Website and app data records:

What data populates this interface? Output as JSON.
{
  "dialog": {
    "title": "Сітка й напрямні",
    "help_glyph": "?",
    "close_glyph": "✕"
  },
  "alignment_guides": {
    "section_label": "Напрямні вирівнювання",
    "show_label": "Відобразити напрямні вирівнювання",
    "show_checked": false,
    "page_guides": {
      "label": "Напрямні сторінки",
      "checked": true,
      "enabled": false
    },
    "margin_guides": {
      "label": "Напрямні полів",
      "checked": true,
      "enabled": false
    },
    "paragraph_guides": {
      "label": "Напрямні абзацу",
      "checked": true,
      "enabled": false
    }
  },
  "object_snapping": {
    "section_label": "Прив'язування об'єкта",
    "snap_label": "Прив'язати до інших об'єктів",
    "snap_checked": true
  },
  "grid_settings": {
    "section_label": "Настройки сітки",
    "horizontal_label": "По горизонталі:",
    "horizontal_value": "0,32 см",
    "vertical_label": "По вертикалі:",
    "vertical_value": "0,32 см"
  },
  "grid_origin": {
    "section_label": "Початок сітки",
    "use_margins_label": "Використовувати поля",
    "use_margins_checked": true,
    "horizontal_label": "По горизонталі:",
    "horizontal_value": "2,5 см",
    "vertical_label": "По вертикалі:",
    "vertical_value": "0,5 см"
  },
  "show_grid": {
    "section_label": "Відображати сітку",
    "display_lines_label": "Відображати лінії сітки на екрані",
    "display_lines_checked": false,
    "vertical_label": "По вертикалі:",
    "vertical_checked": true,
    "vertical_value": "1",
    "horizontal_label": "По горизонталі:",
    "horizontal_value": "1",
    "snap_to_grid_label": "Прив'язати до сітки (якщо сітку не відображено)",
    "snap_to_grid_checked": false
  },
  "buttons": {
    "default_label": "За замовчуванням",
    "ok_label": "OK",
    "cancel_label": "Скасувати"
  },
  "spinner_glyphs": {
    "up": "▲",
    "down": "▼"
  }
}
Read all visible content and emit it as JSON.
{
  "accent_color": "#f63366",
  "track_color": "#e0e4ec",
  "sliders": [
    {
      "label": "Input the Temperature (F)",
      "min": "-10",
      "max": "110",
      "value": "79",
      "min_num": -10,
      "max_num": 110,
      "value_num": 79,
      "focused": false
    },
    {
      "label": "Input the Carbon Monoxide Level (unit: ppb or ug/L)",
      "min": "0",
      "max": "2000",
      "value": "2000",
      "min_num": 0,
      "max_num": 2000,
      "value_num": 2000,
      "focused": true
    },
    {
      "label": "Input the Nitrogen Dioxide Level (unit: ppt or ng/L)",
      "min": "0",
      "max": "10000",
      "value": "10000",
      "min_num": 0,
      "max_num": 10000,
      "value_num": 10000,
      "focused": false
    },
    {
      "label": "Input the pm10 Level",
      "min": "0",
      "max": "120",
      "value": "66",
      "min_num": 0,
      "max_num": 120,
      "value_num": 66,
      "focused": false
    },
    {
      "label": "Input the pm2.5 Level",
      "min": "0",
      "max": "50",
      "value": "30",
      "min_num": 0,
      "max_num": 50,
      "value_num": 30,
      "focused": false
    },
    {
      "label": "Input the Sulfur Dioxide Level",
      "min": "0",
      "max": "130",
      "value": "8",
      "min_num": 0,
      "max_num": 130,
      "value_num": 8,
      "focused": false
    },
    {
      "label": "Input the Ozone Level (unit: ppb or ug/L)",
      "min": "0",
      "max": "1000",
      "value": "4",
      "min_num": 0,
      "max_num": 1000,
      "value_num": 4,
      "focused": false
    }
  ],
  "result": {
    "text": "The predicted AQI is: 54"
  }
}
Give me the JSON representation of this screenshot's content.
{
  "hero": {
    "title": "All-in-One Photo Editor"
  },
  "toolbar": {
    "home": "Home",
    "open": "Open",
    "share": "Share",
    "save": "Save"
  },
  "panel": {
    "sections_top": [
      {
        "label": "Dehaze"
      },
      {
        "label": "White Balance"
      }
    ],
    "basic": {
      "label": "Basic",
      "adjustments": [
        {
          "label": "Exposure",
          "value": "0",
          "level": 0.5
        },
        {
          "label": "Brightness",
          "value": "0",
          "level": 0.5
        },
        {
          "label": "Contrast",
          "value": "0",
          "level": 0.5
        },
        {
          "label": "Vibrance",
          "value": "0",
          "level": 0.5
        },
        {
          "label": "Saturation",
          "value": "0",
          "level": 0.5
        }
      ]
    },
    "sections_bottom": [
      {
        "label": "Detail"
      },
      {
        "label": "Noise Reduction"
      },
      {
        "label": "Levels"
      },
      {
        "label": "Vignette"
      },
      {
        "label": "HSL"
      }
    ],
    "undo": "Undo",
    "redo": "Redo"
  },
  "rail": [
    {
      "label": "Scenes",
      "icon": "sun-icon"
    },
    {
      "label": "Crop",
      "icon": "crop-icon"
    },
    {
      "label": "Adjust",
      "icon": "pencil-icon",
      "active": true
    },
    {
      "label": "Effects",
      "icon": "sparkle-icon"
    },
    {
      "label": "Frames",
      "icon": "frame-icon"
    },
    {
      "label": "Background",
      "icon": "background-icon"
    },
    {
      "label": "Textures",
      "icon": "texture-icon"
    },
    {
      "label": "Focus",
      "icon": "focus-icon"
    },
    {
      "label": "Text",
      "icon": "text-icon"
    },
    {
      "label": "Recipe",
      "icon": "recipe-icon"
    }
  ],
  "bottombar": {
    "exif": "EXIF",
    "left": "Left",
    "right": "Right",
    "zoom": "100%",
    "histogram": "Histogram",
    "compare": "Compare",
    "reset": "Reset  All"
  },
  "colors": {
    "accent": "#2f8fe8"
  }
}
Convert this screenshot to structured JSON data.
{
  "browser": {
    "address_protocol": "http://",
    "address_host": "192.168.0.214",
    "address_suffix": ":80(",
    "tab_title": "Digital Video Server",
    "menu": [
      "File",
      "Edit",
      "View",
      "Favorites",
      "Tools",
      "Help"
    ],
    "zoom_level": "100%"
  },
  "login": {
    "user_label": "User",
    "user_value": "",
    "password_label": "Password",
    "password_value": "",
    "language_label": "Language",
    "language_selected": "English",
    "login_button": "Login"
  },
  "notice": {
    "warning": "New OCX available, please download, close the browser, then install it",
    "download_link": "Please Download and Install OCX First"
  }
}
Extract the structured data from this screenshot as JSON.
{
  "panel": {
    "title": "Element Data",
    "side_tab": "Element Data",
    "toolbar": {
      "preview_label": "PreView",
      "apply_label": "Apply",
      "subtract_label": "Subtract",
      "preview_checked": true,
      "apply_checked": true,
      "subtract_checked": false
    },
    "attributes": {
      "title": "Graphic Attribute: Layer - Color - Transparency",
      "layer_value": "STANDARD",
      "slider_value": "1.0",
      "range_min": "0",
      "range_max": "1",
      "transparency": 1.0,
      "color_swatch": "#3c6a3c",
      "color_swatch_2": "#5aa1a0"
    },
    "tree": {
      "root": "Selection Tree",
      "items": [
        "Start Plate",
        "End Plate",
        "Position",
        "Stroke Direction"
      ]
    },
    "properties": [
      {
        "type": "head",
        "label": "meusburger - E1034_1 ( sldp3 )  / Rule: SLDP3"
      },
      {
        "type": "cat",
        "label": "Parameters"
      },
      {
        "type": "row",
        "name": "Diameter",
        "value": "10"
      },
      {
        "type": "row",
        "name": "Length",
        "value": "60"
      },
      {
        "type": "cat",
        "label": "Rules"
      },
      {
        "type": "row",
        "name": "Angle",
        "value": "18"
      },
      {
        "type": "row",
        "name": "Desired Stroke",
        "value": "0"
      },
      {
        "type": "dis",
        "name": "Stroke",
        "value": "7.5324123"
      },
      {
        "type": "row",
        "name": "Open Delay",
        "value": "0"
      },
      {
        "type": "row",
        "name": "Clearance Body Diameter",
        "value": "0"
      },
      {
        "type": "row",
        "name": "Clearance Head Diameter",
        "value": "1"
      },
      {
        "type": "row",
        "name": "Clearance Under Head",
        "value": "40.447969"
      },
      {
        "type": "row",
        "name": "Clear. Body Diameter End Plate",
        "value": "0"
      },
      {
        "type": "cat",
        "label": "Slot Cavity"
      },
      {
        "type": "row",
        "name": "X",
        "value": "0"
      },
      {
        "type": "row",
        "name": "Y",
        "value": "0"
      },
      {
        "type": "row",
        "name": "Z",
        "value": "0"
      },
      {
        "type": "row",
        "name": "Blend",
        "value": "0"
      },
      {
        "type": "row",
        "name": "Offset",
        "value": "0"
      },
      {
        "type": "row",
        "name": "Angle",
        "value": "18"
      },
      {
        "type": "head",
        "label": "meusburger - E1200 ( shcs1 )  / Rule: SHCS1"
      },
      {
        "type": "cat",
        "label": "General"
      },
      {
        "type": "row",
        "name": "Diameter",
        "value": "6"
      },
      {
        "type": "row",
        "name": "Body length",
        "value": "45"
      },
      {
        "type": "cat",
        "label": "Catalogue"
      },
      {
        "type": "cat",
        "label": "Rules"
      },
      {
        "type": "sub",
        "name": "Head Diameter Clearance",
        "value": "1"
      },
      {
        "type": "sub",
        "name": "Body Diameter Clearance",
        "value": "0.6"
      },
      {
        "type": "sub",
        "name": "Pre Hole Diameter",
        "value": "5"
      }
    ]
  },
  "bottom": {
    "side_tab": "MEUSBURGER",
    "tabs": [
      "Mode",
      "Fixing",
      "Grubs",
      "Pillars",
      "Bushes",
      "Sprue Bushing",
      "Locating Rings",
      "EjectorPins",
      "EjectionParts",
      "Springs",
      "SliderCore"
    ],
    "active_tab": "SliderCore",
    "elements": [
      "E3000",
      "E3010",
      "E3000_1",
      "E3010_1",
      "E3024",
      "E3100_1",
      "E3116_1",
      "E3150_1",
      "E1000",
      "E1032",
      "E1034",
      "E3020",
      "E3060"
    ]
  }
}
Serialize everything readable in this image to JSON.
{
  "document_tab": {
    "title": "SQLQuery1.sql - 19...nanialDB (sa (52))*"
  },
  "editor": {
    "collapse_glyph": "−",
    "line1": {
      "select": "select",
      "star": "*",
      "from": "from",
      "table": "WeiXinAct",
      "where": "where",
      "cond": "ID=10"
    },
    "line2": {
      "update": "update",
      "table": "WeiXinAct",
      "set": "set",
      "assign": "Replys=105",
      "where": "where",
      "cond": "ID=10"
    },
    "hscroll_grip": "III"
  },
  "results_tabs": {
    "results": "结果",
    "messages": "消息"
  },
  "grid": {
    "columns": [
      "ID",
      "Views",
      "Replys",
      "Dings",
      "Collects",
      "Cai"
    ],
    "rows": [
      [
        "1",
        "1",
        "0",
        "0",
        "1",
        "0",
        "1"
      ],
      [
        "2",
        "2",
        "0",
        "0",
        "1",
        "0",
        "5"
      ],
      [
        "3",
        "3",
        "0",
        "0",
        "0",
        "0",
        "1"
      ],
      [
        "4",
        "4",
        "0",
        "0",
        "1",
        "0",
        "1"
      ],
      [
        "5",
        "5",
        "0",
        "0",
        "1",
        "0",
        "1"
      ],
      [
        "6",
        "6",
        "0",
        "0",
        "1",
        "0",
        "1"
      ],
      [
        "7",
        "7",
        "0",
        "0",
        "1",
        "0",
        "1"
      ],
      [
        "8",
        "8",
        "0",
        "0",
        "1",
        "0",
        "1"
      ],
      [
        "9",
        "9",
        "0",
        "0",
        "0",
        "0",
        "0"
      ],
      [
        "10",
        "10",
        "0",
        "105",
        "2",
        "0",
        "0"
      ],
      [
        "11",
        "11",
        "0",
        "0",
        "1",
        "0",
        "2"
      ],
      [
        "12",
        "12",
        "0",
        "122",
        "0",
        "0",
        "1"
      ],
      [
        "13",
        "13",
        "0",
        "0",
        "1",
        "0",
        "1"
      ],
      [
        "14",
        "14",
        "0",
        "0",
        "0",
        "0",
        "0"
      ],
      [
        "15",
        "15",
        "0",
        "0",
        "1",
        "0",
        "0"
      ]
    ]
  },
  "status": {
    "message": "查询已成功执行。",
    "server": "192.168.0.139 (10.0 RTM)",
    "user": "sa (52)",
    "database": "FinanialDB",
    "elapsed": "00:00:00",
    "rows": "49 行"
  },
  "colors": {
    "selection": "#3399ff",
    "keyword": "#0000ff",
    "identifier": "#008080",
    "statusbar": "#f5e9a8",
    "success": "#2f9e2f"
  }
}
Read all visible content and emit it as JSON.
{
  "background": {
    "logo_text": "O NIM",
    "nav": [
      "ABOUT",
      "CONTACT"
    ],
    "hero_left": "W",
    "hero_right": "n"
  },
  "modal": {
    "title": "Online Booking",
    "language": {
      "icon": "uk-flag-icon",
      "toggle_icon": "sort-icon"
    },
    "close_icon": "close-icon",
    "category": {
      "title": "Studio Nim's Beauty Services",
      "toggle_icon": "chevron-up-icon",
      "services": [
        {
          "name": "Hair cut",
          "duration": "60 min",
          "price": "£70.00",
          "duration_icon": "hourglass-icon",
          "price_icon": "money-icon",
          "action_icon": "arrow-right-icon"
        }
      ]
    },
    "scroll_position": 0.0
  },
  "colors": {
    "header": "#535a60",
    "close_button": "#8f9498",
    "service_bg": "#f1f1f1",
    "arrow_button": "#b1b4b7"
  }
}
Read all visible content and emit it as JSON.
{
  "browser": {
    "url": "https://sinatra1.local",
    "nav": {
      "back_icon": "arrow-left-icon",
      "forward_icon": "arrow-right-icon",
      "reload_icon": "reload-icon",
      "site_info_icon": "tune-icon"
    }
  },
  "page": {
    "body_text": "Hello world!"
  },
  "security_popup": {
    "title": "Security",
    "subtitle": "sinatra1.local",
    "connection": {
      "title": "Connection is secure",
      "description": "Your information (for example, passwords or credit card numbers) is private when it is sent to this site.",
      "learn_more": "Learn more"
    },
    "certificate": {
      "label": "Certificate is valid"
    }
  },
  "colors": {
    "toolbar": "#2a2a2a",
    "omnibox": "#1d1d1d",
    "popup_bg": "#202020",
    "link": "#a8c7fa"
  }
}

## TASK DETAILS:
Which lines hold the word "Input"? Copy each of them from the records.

## EXERCISE SOLUTION:
      "label": "Input the Temperature (F)",
      "label": "Input the Carbon Monoxide Level (unit: ppb or ug/L)",
      "label": "Input the Nitrogen Dioxide Level (unit: ppt or ng/L)",
      "label": "Input the pm10 Level",
      "label": "Input the pm2.5 Level",
      "label": "Input the Sulfur Dioxide Level",
      "label": "Input the Ozone Level (unit: ppb or ug/L)",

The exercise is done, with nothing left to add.